I think that the direction of the digital landscape is beholden to the viewer’s desire to have their media when they want it, and however they choose to consume it. For example, I don’t subscribe to cable. Maybe that’s an odd thing to say, considering that I work for a broadcast organization. However, I opted for an inexpensive HD Antenna instead. I now get channels that I didn’t know existed when I had cable! I had too many options before. I get what I want and need. One might ask, “What about DVR-ing your shows for later view?” I don’t need to. I can log onto my laptop or turn on my phone, anything that I missed is there when I want it. In fact, I don’t have to be chained to my couch and a specific schedule in order to watch “TV”. Viewers can control their entertainment options like never before. I think that if viewers continue to ‘cut the cord’, the market will respond in amazing ways. OTT providers and internet enabled TV manufactures will invent innovative products in order to capture market share. Cable providers may respond with exclusive packages. App developers will continue to reinvent. Providers like Aero will help drive costs down for consumers. Finally, broadcasters will respond in innovative ways in order to capture audiences.


4. If the Internet didn't exist, what job would you have?
In a previous life, I was a fitness and martial arts instructor. I taught both kids and adults and enjoyed it very much.

5. What is your favorite gadget and why?

My iPhone. Or rather, any smartphone. It is my access to the world. I can get directions to Mt. Rushmore, find out when I can start feeding my son solid foods, watch TV, listen to the news, track my workout, use it as a TV remote (if I had cable), and…I can call people.

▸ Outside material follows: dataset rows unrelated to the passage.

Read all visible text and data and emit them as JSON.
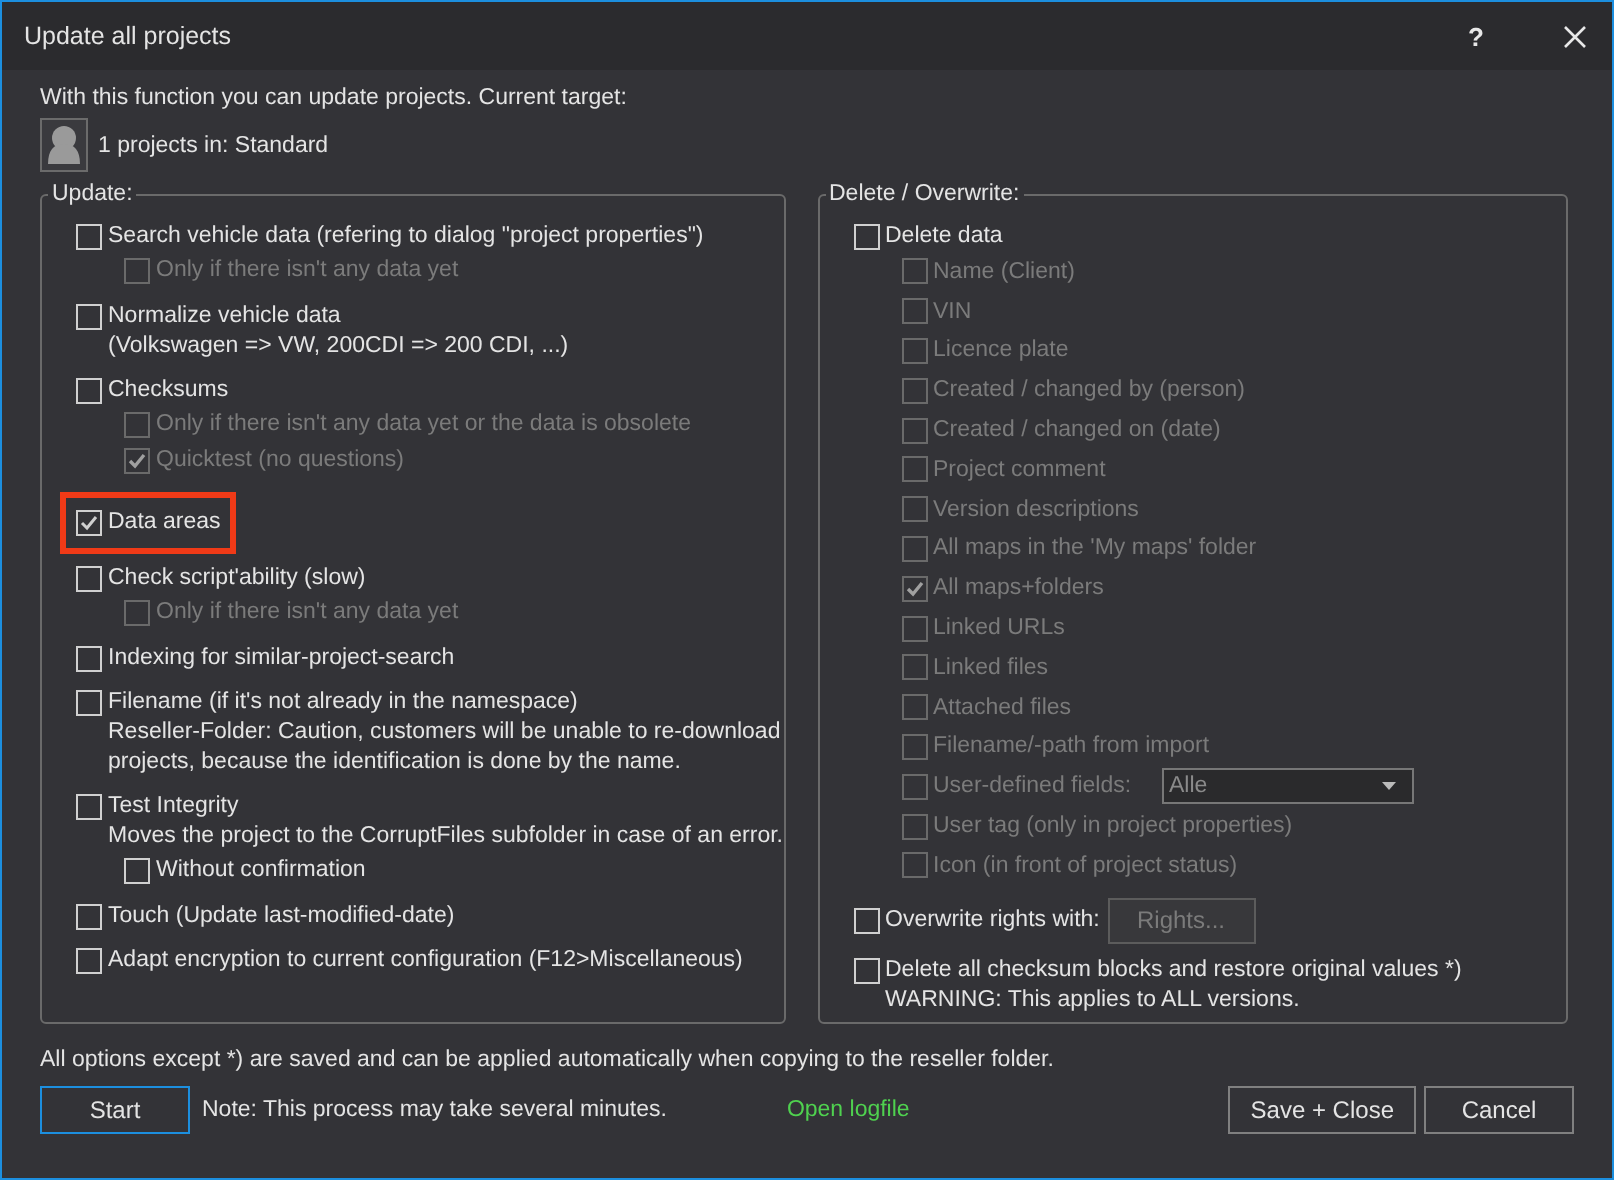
{
  "window": {
    "title": "Update all projects",
    "help": "?"
  },
  "intro": "With this function you can update projects. Current target:",
  "target": "1 projects in: Standard",
  "update_group": {
    "title": "Update:",
    "options": [
      {
        "label": "Search vehicle data (refering to dialog \"project properties\")",
        "checked": false,
        "highlighted": false,
        "children": [
          {
            "label": "Only if there isn't any data yet",
            "checked": false,
            "disabled": true
          }
        ]
      },
      {
        "label": "Normalize vehicle data",
        "description": [
          "(Volkswagen => VW, 200CDI => 200 CDI, ...)"
        ],
        "checked": false,
        "highlighted": false
      },
      {
        "label": "Checksums",
        "checked": false,
        "highlighted": false,
        "children": [
          {
            "label": "Only if there isn't any data yet or the data is obsolete",
            "checked": false,
            "disabled": true
          },
          {
            "label": "Quicktest (no questions)",
            "checked": true,
            "disabled": true
          }
        ]
      },
      {
        "label": "Data areas",
        "checked": true,
        "highlighted": true
      },
      {
        "label": "Check script'ability (slow)",
        "checked": false,
        "highlighted": false,
        "children": [
          {
            "label": "Only if there isn't any data yet",
            "checked": false,
            "disabled": true
          }
        ]
      },
      {
        "label": "Indexing for similar-project-search",
        "checked": false,
        "highlighted": false
      },
      {
        "label": "Filename (if it's not already in the namespace)",
        "description": [
          "Reseller-Folder: Caution, customers will be unable to re-download",
          "projects, because the identification is done by the name."
        ],
        "checked": false,
        "highlighted": false
      },
      {
        "label": "Test Integrity",
        "description": [
          "Moves the project to the CorruptFiles subfolder in case of an error."
        ],
        "checked": false,
        "highlighted": false,
        "children": [
          {
            "label": "Without confirmation",
            "checked": false,
            "disabled": false
          }
        ]
      },
      {
        "label": "Touch (Update last-modified-date)",
        "checked": false,
        "highlighted": false
      },
      {
        "label": "Adapt encryption to current configuration (F12>Miscellaneous)",
        "checked": false,
        "highlighted": false
      }
    ]
  },
  "delete_group": {
    "title": "Delete / Overwrite:",
    "options": [
      {
        "kind": "checkbox",
        "label": "Delete data",
        "checked": false,
        "children": [
          {
            "kind": "checkbox",
            "label": "Name (Client)",
            "checked": false,
            "disabled": true
          },
          {
            "kind": "checkbox",
            "label": "VIN",
            "checked": false,
            "disabled": true
          },
          {
            "kind": "checkbox",
            "label": "Licence plate",
            "checked": false,
            "disabled": true
          },
          {
            "kind": "checkbox",
            "label": "Created / changed by (person)",
            "checked": false,
            "disabled": true
          },
          {
            "kind": "checkbox",
            "label": "Created / changed on (date)",
            "checked": false,
            "disabled": true
          },
          {
            "kind": "checkbox",
            "label": "Project comment",
            "checked": false,
            "disabled": true
          },
          {
            "kind": "checkbox",
            "label": "Version descriptions",
            "checked": false,
            "disabled": true
          },
          {
            "kind": "checkbox",
            "label": "All maps in the 'My maps' folder",
            "checked": false,
            "disabled": true
          },
          {
            "kind": "checkbox",
            "label": "All maps+folders",
            "checked": true,
            "disabled": true
          },
          {
            "kind": "checkbox",
            "label": "Linked URLs",
            "checked": false,
            "disabled": true
          },
          {
            "kind": "checkbox",
            "label": "Linked files",
            "checked": false,
            "disabled": true
          },
          {
            "kind": "checkbox",
            "label": "Attached files",
            "checked": false,
            "disabled": true
          },
          {
            "kind": "checkbox",
            "label": "Filename/-path from import",
            "checked": false,
            "disabled": true
          },
          {
            "kind": "dropdown",
            "label": "User-defined fields:",
            "checked": false,
            "disabled": true,
            "value": "Alle"
          },
          {
            "kind": "checkbox",
            "label": "User tag (only in project properties)",
            "checked": false,
            "disabled": true
          },
          {
            "kind": "checkbox",
            "label": "Icon (in front of project status)",
            "checked": false,
            "disabled": true
          }
        ]
      },
      {
        "kind": "button",
        "label": "Overwrite rights with:",
        "checked": false,
        "button": "Rights...",
        "button_disabled": true
      },
      {
        "kind": "checkbox",
        "label": "Delete all checksum blocks and restore original values *)",
        "description": [
          "WARNING: This applies to ALL versions."
        ],
        "checked": false
      }
    ]
  },
  "footer_note": "All options except *) are saved and can be applied automatically when copying to the reseller folder.",
  "start_button": {
    "label": "Start",
    "focused": true
  },
  "process_note": "Note: This process may take several minutes.",
  "logfile_link": "Open logfile",
  "buttons": [
    {
      "label": "Save + Close",
      "focused": false
    },
    {
      "label": "Cancel",
      "focused": false
    }
  ]
}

6. If you could have dinner with any three people from history, who would they be and why?
Steve Jobs: One of the greatest minds in technology. I’d want hear first-hand his creative process, from idea to execution.
Bruce Lee: What martial arts enthusiast wouldn’t want to have a sit down with Bruce Lee, love him or hate him. I wonder if we can train first, then have dinner later ;)
My grandfather on my father’s side: He passed before I was born. He is survived by my grandmother. I’ve only seen two pictures of him, one with my grandmother, and one with all of my aunts and uncles (12 total). I think my father was 17 years old in that picture. Both pictures are in front of their stick house in the Dominican Republic.